“Rest In Peace to a true legend”
“Truly sorry to hear this, but in awe, that she lived such a long, happy, productive life. May her loved ones will always remember her as the awesome woman she was. Only beautiful souls can create this kind of timeless art.”
Born in Portland in 1910, her family moved to California in 1918 and lived a short distance away from the Disney Bros. Cartoon Studio.
Tomspon recalled visiting the studios as a child and getting to know Walt and Roy Disney in her Disney Legend interview in 2000.
“I used to walk by the Disney Bros. storefront,” she said.
“I was curious and snooped around, and, finally, they invited me in for a look. After that, I’d visit quite often.”
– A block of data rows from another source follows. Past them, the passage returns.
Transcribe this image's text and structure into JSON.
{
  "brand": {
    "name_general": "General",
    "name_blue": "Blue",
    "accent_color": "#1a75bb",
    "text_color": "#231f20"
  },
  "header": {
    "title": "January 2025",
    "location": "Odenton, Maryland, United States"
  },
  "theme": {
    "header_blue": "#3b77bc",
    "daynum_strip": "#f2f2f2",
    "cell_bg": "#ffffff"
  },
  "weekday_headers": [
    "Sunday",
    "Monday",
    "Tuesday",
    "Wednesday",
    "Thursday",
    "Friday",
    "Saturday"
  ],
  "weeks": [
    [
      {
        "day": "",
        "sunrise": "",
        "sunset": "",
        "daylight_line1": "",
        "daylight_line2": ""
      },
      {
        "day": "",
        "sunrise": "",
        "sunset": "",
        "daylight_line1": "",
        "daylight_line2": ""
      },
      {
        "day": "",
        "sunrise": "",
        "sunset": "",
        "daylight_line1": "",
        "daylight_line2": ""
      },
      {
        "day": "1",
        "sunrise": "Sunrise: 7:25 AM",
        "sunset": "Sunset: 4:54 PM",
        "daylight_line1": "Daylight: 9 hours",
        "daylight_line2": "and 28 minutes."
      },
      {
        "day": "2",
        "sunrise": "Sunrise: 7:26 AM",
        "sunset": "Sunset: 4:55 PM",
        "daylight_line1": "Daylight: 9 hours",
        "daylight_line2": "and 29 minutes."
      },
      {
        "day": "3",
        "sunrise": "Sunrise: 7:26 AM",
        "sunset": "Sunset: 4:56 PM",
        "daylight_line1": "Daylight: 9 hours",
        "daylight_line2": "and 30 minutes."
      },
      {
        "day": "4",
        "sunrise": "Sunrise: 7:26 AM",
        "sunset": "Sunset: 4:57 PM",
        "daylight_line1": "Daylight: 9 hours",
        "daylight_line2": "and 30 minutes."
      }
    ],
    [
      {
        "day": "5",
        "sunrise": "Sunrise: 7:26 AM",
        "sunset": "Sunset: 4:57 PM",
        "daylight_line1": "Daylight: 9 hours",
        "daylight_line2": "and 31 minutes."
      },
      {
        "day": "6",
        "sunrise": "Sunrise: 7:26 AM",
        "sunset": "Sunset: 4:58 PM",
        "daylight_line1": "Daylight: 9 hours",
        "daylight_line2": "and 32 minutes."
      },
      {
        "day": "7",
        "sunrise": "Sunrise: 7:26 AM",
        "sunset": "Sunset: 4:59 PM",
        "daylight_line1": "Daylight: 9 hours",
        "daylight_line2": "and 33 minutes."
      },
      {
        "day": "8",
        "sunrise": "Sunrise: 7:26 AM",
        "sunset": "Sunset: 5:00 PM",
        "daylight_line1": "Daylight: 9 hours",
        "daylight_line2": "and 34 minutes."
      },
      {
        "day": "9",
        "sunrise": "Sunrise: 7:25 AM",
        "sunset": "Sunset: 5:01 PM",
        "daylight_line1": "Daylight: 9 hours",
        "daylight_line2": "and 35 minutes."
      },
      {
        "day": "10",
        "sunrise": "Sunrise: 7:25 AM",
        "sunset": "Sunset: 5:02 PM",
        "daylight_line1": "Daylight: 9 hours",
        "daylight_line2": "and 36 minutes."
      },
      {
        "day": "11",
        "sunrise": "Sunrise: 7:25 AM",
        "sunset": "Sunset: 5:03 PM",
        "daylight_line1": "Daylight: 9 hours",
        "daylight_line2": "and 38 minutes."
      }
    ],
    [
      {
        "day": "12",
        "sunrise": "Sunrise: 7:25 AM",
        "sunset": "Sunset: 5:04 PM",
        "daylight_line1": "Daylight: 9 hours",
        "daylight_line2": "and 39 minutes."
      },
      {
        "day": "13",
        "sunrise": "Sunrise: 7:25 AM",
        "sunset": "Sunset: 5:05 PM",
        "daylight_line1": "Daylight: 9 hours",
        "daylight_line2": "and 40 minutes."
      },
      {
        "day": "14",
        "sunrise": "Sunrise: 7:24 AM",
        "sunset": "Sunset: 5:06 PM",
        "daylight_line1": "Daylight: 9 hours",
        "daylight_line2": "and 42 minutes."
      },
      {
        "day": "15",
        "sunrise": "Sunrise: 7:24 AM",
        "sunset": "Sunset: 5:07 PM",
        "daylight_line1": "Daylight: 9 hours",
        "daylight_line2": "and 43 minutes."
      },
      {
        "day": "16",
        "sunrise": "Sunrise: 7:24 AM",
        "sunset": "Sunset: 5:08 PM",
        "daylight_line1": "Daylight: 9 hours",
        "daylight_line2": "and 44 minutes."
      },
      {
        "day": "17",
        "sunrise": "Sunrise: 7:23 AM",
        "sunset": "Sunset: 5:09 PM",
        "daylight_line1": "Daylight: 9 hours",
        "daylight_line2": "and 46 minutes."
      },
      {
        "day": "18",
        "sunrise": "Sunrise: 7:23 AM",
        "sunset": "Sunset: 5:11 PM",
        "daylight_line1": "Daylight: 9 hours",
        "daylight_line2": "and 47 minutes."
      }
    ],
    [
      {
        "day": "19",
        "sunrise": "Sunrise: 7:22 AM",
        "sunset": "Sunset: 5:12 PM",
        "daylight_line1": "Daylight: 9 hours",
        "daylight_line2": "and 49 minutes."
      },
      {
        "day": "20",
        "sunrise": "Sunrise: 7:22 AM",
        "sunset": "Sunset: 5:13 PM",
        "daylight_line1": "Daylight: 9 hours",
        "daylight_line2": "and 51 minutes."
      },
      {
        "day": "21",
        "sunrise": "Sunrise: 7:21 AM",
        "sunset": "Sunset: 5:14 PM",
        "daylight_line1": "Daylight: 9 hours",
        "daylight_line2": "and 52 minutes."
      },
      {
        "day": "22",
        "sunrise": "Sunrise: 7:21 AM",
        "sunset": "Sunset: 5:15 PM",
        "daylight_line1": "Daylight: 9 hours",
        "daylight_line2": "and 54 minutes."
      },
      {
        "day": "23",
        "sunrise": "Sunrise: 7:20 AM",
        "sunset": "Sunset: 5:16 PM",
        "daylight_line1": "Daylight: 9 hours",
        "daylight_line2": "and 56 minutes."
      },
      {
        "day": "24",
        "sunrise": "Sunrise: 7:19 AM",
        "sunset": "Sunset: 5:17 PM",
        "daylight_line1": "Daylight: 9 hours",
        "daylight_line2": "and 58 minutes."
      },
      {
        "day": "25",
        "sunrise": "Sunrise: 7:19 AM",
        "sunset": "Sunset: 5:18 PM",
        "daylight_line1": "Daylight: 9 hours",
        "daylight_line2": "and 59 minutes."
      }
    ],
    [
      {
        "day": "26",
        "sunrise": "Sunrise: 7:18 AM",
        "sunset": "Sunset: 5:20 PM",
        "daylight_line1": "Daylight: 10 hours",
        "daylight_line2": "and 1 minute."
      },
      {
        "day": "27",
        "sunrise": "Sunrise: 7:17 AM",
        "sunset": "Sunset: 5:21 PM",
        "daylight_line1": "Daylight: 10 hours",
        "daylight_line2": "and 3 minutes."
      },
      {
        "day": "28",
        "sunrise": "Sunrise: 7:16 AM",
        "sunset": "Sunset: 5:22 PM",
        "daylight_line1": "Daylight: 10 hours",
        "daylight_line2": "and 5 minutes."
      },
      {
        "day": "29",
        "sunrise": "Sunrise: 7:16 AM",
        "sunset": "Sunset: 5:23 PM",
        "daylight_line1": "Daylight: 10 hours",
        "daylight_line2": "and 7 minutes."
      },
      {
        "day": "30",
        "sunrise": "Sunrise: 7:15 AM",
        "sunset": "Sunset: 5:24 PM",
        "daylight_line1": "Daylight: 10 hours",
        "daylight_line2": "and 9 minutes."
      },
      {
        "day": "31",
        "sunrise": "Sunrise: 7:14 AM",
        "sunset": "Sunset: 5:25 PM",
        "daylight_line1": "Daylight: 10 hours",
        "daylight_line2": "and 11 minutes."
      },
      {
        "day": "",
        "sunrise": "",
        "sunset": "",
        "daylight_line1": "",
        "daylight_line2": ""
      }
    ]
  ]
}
“I remember sitting on the bench and watching Roy shoot the animated cels onto film.”
At age 18 Tomspon attended Hollywood High School and took a job at Dubrock’s Riding Academy in the San Fernando Valley, where Walt and Roy Disney regularly played polo. It was there that Walt Disney offered Tompson her first role with The Walt Disney Company as a painter in the Ink & Paint Department.
Last year Disney marked her milestone 110th birthday, during the celebrations she shared some words of wisdom with D23
“Have fun. Try to do as much as you can for yourself. Remember all the good things in life,” she said.
Tompson is survived by two nieces, Judy Weiss and Calista Tonelli, and a nephew, Pierce Butler III.